24 August 2002
Analysts say wealthy Saudis worried about the potential for terrorism-related lawsuits in the United States are pulling billions of dollars in investments out of the country. A report in the Financial Times of London this week that Saudi investors had already pulled tens of billions of dollars out of American accounts helped drive down the dollar against the Euro.
Wealthy Saudis, including members of the royal family, have hundreds of billions of dollars invested in the United States in everything from equities to real estate. But since the September 11 attacks on the United States in which 15 of the hijackers were from Saudi Arabia, analysts now say Saudis are worried their billions could be frozen, or seized as part of lawsuits stemming from last year's attacks.

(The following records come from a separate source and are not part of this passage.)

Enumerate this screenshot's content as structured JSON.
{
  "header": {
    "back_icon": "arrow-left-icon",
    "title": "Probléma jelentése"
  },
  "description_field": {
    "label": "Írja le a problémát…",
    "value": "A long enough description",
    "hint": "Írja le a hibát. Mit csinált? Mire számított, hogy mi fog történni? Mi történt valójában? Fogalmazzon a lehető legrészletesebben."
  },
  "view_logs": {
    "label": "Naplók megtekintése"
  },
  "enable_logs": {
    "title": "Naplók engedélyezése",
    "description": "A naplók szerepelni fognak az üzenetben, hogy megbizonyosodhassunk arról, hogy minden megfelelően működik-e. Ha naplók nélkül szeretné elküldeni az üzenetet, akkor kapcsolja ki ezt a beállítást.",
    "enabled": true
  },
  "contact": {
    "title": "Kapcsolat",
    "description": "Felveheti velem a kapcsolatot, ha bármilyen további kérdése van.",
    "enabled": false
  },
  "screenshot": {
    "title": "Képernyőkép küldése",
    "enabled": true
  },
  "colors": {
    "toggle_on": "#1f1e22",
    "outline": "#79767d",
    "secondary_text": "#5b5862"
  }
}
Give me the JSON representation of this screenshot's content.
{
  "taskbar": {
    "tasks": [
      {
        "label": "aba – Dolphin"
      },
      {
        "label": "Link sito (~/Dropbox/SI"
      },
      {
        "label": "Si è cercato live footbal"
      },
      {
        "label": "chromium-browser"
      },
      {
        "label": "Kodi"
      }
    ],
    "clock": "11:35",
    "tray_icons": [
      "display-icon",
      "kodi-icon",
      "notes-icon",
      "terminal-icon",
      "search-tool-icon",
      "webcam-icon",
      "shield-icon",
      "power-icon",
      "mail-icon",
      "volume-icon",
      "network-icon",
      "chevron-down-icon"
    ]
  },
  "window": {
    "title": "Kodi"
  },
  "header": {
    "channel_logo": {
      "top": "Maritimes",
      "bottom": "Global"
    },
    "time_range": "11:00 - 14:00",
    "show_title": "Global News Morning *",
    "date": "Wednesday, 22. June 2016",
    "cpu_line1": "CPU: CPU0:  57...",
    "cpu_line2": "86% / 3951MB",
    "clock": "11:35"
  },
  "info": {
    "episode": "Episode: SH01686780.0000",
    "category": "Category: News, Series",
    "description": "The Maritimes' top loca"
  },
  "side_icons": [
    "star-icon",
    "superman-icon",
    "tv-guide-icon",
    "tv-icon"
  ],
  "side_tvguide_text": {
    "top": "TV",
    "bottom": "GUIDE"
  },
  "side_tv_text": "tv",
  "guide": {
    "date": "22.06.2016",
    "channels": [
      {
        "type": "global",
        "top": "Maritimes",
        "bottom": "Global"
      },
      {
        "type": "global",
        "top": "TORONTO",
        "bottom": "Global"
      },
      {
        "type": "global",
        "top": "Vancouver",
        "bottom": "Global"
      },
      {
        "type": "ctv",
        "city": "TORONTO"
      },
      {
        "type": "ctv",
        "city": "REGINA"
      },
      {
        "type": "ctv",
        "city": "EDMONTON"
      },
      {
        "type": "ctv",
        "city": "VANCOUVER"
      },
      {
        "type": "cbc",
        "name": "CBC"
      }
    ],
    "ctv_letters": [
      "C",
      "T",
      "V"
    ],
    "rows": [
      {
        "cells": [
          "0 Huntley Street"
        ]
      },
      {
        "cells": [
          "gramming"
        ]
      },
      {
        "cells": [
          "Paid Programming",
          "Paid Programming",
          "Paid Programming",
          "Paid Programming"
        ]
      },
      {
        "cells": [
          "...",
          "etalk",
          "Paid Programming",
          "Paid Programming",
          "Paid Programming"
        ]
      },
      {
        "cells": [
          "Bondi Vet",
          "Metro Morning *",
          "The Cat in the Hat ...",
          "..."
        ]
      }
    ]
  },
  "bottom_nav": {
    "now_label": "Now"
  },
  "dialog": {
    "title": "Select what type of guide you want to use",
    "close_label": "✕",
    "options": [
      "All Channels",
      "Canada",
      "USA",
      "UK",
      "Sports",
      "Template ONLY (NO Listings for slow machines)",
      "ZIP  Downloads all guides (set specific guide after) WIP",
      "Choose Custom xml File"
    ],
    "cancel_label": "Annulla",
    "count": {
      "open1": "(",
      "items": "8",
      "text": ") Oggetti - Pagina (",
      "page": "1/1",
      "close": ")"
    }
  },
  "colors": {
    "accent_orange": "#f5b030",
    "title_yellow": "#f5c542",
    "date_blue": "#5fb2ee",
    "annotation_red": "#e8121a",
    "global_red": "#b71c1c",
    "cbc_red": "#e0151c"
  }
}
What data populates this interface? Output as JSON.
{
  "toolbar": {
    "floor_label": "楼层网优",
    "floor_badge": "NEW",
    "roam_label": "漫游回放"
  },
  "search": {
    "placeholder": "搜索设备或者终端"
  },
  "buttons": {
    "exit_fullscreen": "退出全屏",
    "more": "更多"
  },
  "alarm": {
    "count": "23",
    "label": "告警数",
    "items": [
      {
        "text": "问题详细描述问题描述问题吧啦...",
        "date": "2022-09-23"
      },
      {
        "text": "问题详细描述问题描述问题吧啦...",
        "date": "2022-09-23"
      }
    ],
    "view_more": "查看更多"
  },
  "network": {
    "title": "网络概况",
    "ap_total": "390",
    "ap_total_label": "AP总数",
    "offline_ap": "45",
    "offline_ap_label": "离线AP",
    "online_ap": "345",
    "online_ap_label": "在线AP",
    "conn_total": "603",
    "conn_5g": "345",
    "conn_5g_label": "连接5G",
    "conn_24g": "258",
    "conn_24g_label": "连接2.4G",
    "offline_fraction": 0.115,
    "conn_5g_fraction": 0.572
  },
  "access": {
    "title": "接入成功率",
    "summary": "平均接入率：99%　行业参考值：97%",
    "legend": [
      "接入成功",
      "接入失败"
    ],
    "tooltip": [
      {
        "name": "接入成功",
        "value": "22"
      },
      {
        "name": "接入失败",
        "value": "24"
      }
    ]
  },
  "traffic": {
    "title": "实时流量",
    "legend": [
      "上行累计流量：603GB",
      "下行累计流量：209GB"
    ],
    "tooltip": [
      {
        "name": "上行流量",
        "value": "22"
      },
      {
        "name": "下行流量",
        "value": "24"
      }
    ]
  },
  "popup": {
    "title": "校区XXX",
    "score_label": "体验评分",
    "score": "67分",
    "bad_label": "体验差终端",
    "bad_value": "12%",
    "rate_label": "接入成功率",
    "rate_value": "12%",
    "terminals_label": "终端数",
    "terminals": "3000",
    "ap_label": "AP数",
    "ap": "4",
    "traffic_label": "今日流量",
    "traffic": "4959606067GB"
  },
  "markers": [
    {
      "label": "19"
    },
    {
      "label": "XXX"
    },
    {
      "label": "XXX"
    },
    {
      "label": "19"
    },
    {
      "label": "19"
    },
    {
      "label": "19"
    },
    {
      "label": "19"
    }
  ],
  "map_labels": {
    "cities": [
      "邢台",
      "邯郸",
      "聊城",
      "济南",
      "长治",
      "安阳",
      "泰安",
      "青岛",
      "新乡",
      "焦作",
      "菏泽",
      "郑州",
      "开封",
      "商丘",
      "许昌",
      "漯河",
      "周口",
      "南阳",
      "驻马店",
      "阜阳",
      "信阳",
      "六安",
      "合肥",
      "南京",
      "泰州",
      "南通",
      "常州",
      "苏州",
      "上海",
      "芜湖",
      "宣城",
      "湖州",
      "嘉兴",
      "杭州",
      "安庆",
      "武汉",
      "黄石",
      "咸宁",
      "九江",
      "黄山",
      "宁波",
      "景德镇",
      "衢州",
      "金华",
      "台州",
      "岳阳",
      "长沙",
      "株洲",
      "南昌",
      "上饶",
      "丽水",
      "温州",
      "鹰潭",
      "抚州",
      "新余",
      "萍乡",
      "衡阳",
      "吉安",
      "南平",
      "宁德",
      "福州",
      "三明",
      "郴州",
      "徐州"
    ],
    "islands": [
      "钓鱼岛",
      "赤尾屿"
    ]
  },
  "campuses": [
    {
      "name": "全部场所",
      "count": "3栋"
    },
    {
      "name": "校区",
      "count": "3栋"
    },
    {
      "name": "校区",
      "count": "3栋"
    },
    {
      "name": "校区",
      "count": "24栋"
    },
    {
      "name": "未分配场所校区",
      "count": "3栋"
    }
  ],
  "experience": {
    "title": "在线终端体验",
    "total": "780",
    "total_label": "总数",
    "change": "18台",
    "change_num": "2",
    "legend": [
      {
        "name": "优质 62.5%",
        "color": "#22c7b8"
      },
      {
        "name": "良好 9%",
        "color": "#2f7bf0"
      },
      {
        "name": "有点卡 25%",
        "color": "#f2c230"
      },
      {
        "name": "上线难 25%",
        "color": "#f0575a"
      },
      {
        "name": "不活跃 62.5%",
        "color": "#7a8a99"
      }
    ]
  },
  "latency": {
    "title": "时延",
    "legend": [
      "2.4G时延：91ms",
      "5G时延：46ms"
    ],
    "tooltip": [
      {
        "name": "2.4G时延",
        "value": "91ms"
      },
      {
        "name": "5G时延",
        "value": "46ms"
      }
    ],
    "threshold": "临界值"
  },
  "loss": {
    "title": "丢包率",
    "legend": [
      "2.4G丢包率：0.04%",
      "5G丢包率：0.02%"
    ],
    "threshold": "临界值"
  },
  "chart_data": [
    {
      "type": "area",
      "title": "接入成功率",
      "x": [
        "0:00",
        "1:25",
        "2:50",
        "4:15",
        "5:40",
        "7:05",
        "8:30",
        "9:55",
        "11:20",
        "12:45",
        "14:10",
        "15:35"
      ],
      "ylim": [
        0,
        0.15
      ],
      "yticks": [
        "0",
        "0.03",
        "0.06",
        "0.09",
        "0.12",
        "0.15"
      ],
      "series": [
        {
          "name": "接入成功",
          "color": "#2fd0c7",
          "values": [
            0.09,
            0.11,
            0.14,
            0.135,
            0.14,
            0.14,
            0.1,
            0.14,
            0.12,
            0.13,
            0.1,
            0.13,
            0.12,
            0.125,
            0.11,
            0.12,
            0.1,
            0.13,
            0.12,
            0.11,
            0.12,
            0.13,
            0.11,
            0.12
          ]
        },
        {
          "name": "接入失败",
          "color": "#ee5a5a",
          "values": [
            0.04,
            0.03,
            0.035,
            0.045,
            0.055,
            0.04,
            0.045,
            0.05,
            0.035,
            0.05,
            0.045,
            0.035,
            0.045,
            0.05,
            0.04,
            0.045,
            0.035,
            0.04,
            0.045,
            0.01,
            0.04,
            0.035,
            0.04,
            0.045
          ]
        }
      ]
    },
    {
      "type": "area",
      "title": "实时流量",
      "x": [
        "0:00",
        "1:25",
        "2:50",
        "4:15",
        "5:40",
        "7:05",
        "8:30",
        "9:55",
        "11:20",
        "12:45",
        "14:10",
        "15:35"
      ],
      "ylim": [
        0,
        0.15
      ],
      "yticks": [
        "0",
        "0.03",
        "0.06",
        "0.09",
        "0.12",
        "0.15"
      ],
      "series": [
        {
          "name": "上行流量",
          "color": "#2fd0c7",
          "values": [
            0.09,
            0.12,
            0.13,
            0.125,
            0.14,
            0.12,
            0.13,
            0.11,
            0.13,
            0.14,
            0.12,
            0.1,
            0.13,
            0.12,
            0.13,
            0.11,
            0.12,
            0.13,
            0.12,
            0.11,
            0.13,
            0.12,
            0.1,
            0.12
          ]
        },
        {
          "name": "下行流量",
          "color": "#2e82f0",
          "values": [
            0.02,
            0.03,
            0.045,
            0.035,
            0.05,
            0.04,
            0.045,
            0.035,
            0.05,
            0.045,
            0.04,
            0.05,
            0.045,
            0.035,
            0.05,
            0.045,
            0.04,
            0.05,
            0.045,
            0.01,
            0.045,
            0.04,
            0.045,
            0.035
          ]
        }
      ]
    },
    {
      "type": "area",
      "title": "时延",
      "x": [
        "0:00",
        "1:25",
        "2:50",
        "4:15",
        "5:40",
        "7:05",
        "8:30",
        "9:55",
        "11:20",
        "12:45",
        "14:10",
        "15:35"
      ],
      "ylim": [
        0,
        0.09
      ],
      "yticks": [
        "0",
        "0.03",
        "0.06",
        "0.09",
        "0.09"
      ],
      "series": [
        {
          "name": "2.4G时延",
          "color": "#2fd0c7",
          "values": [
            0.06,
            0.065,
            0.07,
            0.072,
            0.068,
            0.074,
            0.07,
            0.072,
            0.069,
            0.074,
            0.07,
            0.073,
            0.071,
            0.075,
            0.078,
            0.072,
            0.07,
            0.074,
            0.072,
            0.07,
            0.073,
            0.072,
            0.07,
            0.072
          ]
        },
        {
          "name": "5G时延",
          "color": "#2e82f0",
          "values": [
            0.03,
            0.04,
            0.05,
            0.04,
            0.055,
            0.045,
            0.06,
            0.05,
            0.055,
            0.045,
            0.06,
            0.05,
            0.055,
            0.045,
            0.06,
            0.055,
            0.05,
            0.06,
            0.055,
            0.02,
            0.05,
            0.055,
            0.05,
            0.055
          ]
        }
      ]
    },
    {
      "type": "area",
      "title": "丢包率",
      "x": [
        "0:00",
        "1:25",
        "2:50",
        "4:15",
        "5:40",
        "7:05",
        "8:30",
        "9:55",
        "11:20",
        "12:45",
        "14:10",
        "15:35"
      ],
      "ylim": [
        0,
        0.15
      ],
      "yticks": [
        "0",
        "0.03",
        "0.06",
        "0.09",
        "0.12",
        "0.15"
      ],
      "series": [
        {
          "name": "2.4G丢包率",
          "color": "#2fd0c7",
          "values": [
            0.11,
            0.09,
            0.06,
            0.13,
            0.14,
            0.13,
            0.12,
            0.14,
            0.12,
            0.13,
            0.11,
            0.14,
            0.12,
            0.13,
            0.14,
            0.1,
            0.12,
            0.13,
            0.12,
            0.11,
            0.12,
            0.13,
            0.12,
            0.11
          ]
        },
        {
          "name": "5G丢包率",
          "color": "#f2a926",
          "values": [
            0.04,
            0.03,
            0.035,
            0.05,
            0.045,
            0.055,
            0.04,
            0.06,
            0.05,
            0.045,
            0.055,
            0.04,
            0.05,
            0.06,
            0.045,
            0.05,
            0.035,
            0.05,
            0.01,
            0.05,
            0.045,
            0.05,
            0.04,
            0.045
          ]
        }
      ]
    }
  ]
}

Just last week, several members of the Saudi royal family were among those named by relatives of 9/11 victims in a multi-trillion dollar civil lawsuit seeking compensation. And, a new law known as the Patriot Act now gives the U.S. government broad powers to investigate and seize foreign bank accounts to deter possible money laundering.
With the euro now offering an attractive alternative to the dollar, a senior member of the Saudi Arabian Monetary Agency tells the country's Arab News newspaper, wealthy Saudis recently withdrew some 200 billion dollars from American investments.
Khaled al-Maeena is the paper's editor in chief. "I personally know people who [have] average investment in the states of $10-15 million. I think some of these people are selling their property, not that they want to do it, but because they are afraid that if something happens, they [the U.S.] will seize the assets of all Saudis pending finalization of the case. So people are a bit worried. I think they are investing more in Europe and Far Eastern markets," he said.
Former U.S. Assistant Secretary of Defense Frank Gaffney points out that Saudi holdings in the United States have come under scrutiny before.
"There have been Saudi families associated with charitable organizations in the United States that have been placed under investigation or even raided in federal investigations of entities that are suspected of having financial ties to terrorist organizations including those of al-Qaida," Mr. Gaffney said.
Youssef Ibrahim, a former New York Times Middle East correspondent and now at the Council on Foreign Relations, believes Saudis are only doing what any sound investor would.
"The climate between us and Saudi Arabia has been poisoned since September 11. If you are a Saudi investor who has anything from $500,000 to two billion dollars here, you would have to be literally out of your mind not to be concerned," Mr. Ibrahim said.
Big investment houses which handle Saudi accounts are reluctant to comment. Gerald Butt is the Gulf editor at the Middle East Economic Survey in Cyprus.
"There is a mood within Saudi Arabia of disquiet not to say anger at the way they feel they're being portrayed and viewed in the United States. Within the royal family, as in Saudi Arabia as a whole, there is a debate going on. There are those within the family who believe that there should be a radial reassessment of the kingdom's ties the United States," Mr. Butt said.
Helping to fuel this exodus of cash have been a series of news reports critical of the kingdom's cooperation in the war on terrorism. Again, Youssef Ibrahim. "All it takes is for a judge to say, it demands the freezing of Saudi assets. We have frozen assets before. We have frozen Iran's assets," Mr. Ibrahim said.
Earlier this month, an analyst for the Rand Corporation who was briefing U.S. defense officials, said the United States should consider seizing Saudi assets if Riyadh does not end its alleged ties to terrorism. U.S. officials said the briefing reflected only the analyst's opinion and not U.S. policy. But Gerald Butt of the Middle East Economic Survey calls the Rand report just one of many factors prompting Saudi Arabia to re-evaluate its overall economic and political relationship with the United States.
"The leaked Rand Corporation briefing to that Pentagon group the other day certainly increased the feeling of irritation and anger in some Saudi circles. But it's been building up ever since September 11, the involvement of Saudi nationals in the bombings in the United States, the perceived anti-Saudi media campaign in the United States media and generally a feeling that the United States has not been an honest broker in the Middle East, Arab Israeli conflict," Mr. Butt said.
Saudi Prince al-Walid bin Talal a nephew of King Fahd and one of the royal family's largest investors in the United States, denies there has been a massive capital flight out of the country. He's the same prince who offered to give New York City $10 million a month after last September's attacks, money that was rejected by then-Mayor Rudy Giuliani after the prince said the United States should re-examine its policies in the Middle East in light of the terrorist attacks.